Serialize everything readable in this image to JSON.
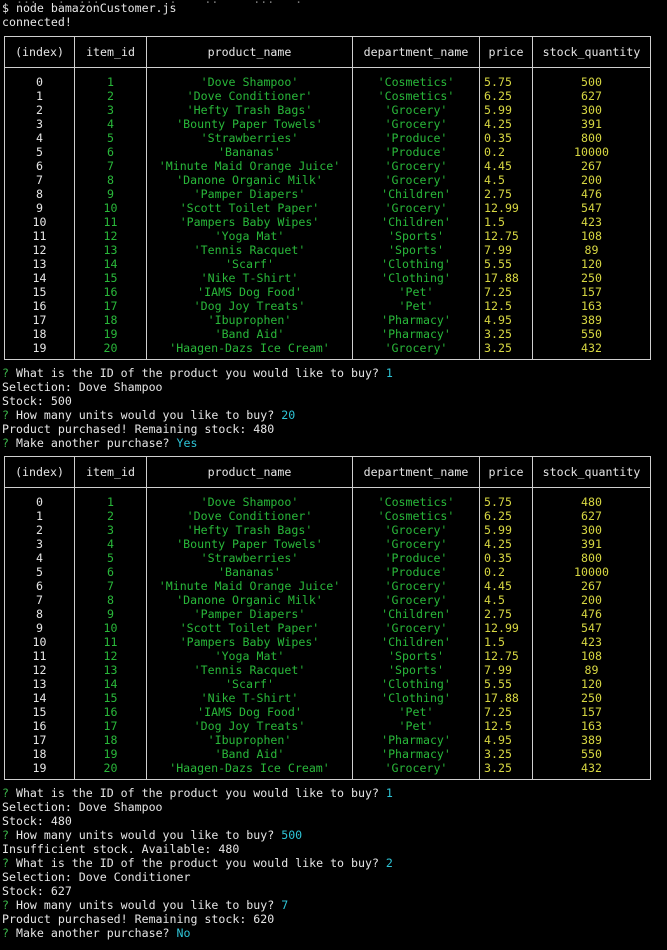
{
  "top_line_partial": "  ...   .  ...          .    ..     ...   .",
  "prompt_line": "$ node bamazonCustomer.js",
  "connected": "connected!",
  "columns": [
    "(index)",
    "item_id",
    "product_name",
    "department_name",
    "price",
    "stock_quantity"
  ],
  "table1": [
    [
      "0",
      "1",
      "'Dove Shampoo'",
      "'Cosmetics'",
      "5.75",
      "500"
    ],
    [
      "1",
      "2",
      "'Dove Conditioner'",
      "'Cosmetics'",
      "6.25",
      "627"
    ],
    [
      "2",
      "3",
      "'Hefty Trash Bags'",
      "'Grocery'",
      "5.99",
      "300"
    ],
    [
      "3",
      "4",
      "'Bounty Paper Towels'",
      "'Grocery'",
      "4.25",
      "391"
    ],
    [
      "4",
      "5",
      "'Strawberries'",
      "'Produce'",
      "0.35",
      "800"
    ],
    [
      "5",
      "6",
      "'Bananas'",
      "'Produce'",
      "0.2",
      "10000"
    ],
    [
      "6",
      "7",
      "'Minute Maid Orange Juice'",
      "'Grocery'",
      "4.45",
      "267"
    ],
    [
      "7",
      "8",
      "'Danone Organic Milk'",
      "'Grocery'",
      "4.5",
      "200"
    ],
    [
      "8",
      "9",
      "'Pamper Diapers'",
      "'Children'",
      "2.75",
      "476"
    ],
    [
      "9",
      "10",
      "'Scott Toilet Paper'",
      "'Grocery'",
      "12.99",
      "547"
    ],
    [
      "10",
      "11",
      "'Pampers Baby Wipes'",
      "'Children'",
      "1.5",
      "423"
    ],
    [
      "11",
      "12",
      "'Yoga Mat'",
      "'Sports'",
      "12.75",
      "108"
    ],
    [
      "12",
      "13",
      "'Tennis Racquet'",
      "'Sports'",
      "7.99",
      "89"
    ],
    [
      "13",
      "14",
      "'Scarf'",
      "'Clothing'",
      "5.55",
      "120"
    ],
    [
      "14",
      "15",
      "'Nike T-Shirt'",
      "'Clothing'",
      "17.88",
      "250"
    ],
    [
      "15",
      "16",
      "'IAMS Dog Food'",
      "'Pet'",
      "7.25",
      "157"
    ],
    [
      "16",
      "17",
      "'Dog Joy Treats'",
      "'Pet'",
      "12.5",
      "163"
    ],
    [
      "17",
      "18",
      "'Ibuprophen'",
      "'Pharmacy'",
      "4.95",
      "389"
    ],
    [
      "18",
      "19",
      "'Band Aid'",
      "'Pharmacy'",
      "3.25",
      "550"
    ],
    [
      "19",
      "20",
      "'Haagen-Dazs Ice Cream'",
      "'Grocery'",
      "3.25",
      "432"
    ]
  ],
  "table2": [
    [
      "0",
      "1",
      "'Dove Shampoo'",
      "'Cosmetics'",
      "5.75",
      "480"
    ],
    [
      "1",
      "2",
      "'Dove Conditioner'",
      "'Cosmetics'",
      "6.25",
      "627"
    ],
    [
      "2",
      "3",
      "'Hefty Trash Bags'",
      "'Grocery'",
      "5.99",
      "300"
    ],
    [
      "3",
      "4",
      "'Bounty Paper Towels'",
      "'Grocery'",
      "4.25",
      "391"
    ],
    [
      "4",
      "5",
      "'Strawberries'",
      "'Produce'",
      "0.35",
      "800"
    ],
    [
      "5",
      "6",
      "'Bananas'",
      "'Produce'",
      "0.2",
      "10000"
    ],
    [
      "6",
      "7",
      "'Minute Maid Orange Juice'",
      "'Grocery'",
      "4.45",
      "267"
    ],
    [
      "7",
      "8",
      "'Danone Organic Milk'",
      "'Grocery'",
      "4.5",
      "200"
    ],
    [
      "8",
      "9",
      "'Pamper Diapers'",
      "'Children'",
      "2.75",
      "476"
    ],
    [
      "9",
      "10",
      "'Scott Toilet Paper'",
      "'Grocery'",
      "12.99",
      "547"
    ],
    [
      "10",
      "11",
      "'Pampers Baby Wipes'",
      "'Children'",
      "1.5",
      "423"
    ],
    [
      "11",
      "12",
      "'Yoga Mat'",
      "'Sports'",
      "12.75",
      "108"
    ],
    [
      "12",
      "13",
      "'Tennis Racquet'",
      "'Sports'",
      "7.99",
      "89"
    ],
    [
      "13",
      "14",
      "'Scarf'",
      "'Clothing'",
      "5.55",
      "120"
    ],
    [
      "14",
      "15",
      "'Nike T-Shirt'",
      "'Clothing'",
      "17.88",
      "250"
    ],
    [
      "15",
      "16",
      "'IAMS Dog Food'",
      "'Pet'",
      "7.25",
      "157"
    ],
    [
      "16",
      "17",
      "'Dog Joy Treats'",
      "'Pet'",
      "12.5",
      "163"
    ],
    [
      "17",
      "18",
      "'Ibuprophen'",
      "'Pharmacy'",
      "4.95",
      "389"
    ],
    [
      "18",
      "19",
      "'Band Aid'",
      "'Pharmacy'",
      "3.25",
      "550"
    ],
    [
      "19",
      "20",
      "'Haagen-Dazs Ice Cream'",
      "'Grocery'",
      "3.25",
      "432"
    ]
  ],
  "session1": {
    "q_id": "What is the ID of the product you would like to buy?",
    "a_id": "1",
    "selection": "Selection: Dove Shampoo",
    "stock": "Stock: 500",
    "q_units": "How many units would you like to buy?",
    "a_units": "20",
    "result": "Product purchased! Remaining stock: 480",
    "q_again": "Make another purchase?",
    "a_again": "Yes"
  },
  "session2": {
    "q_id": "What is the ID of the product you would like to buy?",
    "a_id": "1",
    "selection": "Selection: Dove Shampoo",
    "stock": "Stock: 480",
    "q_units": "How many units would you like to buy?",
    "a_units": "500",
    "result": "Insufficient stock. Available: 480",
    "q_id2": "What is the ID of the product you would like to buy?",
    "a_id2": "2",
    "selection2": "Selection: Dove Conditioner",
    "stock2": "Stock: 627",
    "q_units2": "How many units would you like to buy?",
    "a_units2": "7",
    "result2": "Product purchased! Remaining stock: 620",
    "q_again2": "Make another purchase?",
    "a_again2": "No"
  },
  "prompt_mark": "?",
  "colors": {
    "background": "#000000",
    "text": "#e6e6e6",
    "question_mark": "#3bb44a",
    "answer": "#2ec4d6",
    "string_value": "#29b83a",
    "number_value": "#d7d742"
  }
}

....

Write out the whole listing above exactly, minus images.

Serialize everything readable in this image to JSON.
{
  "top_line_partial": "  ...   .  ...          .    ..     ...   .",
  "prompt_line": "$ node bamazonCustomer.js",
  "connected": "connected!",
  "columns": [
    "(index)",
    "item_id",
    "product_name",
    "department_name",
    "price",
    "stock_quantity"
  ],
  "table1": [
    [
      "0",
      "1",
      "'Dove Shampoo'",
      "'Cosmetics'",
      "5.75",
      "500"
    ],
    [
      "1",
      "2",
      "'Dove Conditioner'",
      "'Cosmetics'",
      "6.25",
      "627"
    ],
    [
      "2",
      "3",
      "'Hefty Trash Bags'",
      "'Grocery'",
      "5.99",
      "300"
    ],
    [
      "3",
      "4",
      "'Bounty Paper Towels'",
      "'Grocery'",
      "4.25",
      "391"
    ],
    [
      "4",
      "5",
      "'Strawberries'",
      "'Produce'",
      "0.35",
      "800"
    ],
    [
      "5",
      "6",
      "'Bananas'",
      "'Produce'",
      "0.2",
      "10000"
    ],
    [
      "6",
      "7",
      "'Minute Maid Orange Juice'",
      "'Grocery'",
      "4.45",
      "267"
    ],
    [
      "7",
      "8",
      "'Danone Organic Milk'",
      "'Grocery'",
      "4.5",
      "200"
    ],
    [
      "8",
      "9",
      "'Pamper Diapers'",
      "'Children'",
      "2.75",
      "476"
    ],
    [
      "9",
      "10",
      "'Scott Toilet Paper'",
      "'Grocery'",
      "12.99",
      "547"
    ],
    [
      "10",
      "11",
      "'Pampers Baby Wipes'",
      "'Children'",
      "1.5",
      "423"
    ],
    [
      "11",
      "12",
      "'Yoga Mat'",
      "'Sports'",
      "12.75",
      "108"
    ],
    [
      "12",
      "13",
      "'Tennis Racquet'",
      "'Sports'",
      "7.99",
      "89"
    ],
    [
      "13",
      "14",
      "'Scarf'",
      "'Clothing'",
      "5.55",
      "120"
    ],
    [
      "14",
      "15",
      "'Nike T-Shirt'",
      "'Clothing'",
      "17.88",
      "250"
    ],
    [
      "15",
      "16",
      "'IAMS Dog Food'",
      "'Pet'",
      "7.25",
      "157"
    ],
    [
      "16",
      "17",
      "'Dog Joy Treats'",
      "'Pet'",
      "12.5",
      "163"
    ],
    [
      "17",
      "18",
      "'Ibuprophen'",
      "'Pharmacy'",
      "4.95",
      "389"
    ],
    [
      "18",
      "19",
      "'Band Aid'",
      "'Pharmacy'",
      "3.25",
      "550"
    ],
    [
      "19",
      "20",
      "'Haagen-Dazs Ice Cream'",
      "'Grocery'",
      "3.25",
      "432"
    ]
  ],
  "table2": [
    [
      "0",
      "1",
      "'Dove Shampoo'",
      "'Cosmetics'",
      "5.75",
      "480"
    ],
    [
      "1",
      "2",
      "'Dove Conditioner'",
      "'Cosmetics'",
      "6.25",
      "627"
    ],
    [
      "2",
      "3",
      "'Hefty Trash Bags'",
      "'Grocery'",
      "5.99",
      "300"
    ],
    [
      "3",
      "4",
      "'Bounty Paper Towels'",
      "'Grocery'",
      "4.25",
      "391"
    ],
    [
      "4",
      "5",
      "'Strawberries'",
      "'Produce'",
      "0.35",
      "800"
    ],
    [
      "5",
      "6",
      "'Bananas'",
      "'Produce'",
      "0.2",
      "10000"
    ],
    [
      "6",
      "7",
      "'Minute Maid Orange Juice'",
      "'Grocery'",
      "4.45",
      "267"
    ],
    [
      "7",
      "8",
      "'Danone Organic Milk'",
      "'Grocery'",
      "4.5",
      "200"
    ],
    [
      "8",
      "9",
      "'Pamper Diapers'",
      "'Children'",
      "2.75",
      "476"
    ],
    [
      "9",
      "10",
      "'Scott Toilet Paper'",
      "'Grocery'",
      "12.99",
      "547"
    ],
    [
      "10",
      "11",
      "'Pampers Baby Wipes'",
      "'Children'",
      "1.5",
      "423"
    ],
    [
      "11",
      "12",
      "'Yoga Mat'",
      "'Sports'",
      "12.75",
      "108"
    ],
    [
      "12",
      "13",
      "'Tennis Racquet'",
      "'Sports'",
      "7.99",
      "89"
    ],
    [
      "13",
      "14",
      "'Scarf'",
      "'Clothing'",
      "5.55",
      "120"
    ],
    [
      "14",
      "15",
      "'Nike T-Shirt'",
      "'Clothing'",
      "17.88",
      "250"
    ],
    [
      "15",
      "16",
      "'IAMS Dog Food'",
      "'Pet'",
      "7.25",
      "157"
    ],
    [
      "16",
      "17",
      "'Dog Joy Treats'",
      "'Pet'",
      "12.5",
      "163"
    ],
    [
      "17",
      "18",
      "'Ibuprophen'",
      "'Pharmacy'",
      "4.95",
      "389"
    ],
    [
      "18",
      "19",
      "'Band Aid'",
      "'Pharmacy'",
      "3.25",
      "550"
    ],
    [
      "19",
      "20",
      "'Haagen-Dazs Ice Cream'",
      "'Grocery'",
      "3.25",
      "432"
    ]
  ],
  "session1": {
    "q_id": "What is the ID of the product you would like to buy?",
    "a_id": "1",
    "selection": "Selection: Dove Shampoo",
    "stock": "Stock: 500",
    "q_units": "How many units would you like to buy?",
    "a_units": "20",
    "result": "Product purchased! Remaining stock: 480",
    "q_again": "Make another purchase?",
    "a_again": "Yes"
  },
  "session2": {
    "q_id": "What is the ID of the product you would like to buy?",
    "a_id": "1",
    "selection": "Selection: Dove Shampoo",
    "stock": "Stock: 480",
    "q_units": "How many units would you like to buy?",
    "a_units": "500",
    "result": "Insufficient stock. Available: 480",
    "q_id2": "What is the ID of the product you would like to buy?",
    "a_id2": "2",
    "selection2": "Selection: Dove Conditioner",
    "stock2": "Stock: 627",
    "q_units2": "How many units would you like to buy?",
    "a_units2": "7",
    "result2": "Product purchased! Remaining stock: 620",
    "q_again2": "Make another purchase?",
    "a_again2": "No"
  },
  "prompt_mark": "?",
  "colors": {
    "background": "#000000",
    "text": "#e6e6e6",
    "question_mark": "#3bb44a",
    "answer": "#2ec4d6",
    "string_value": "#29b83a",
    "number_value": "#d7d742"
  }
}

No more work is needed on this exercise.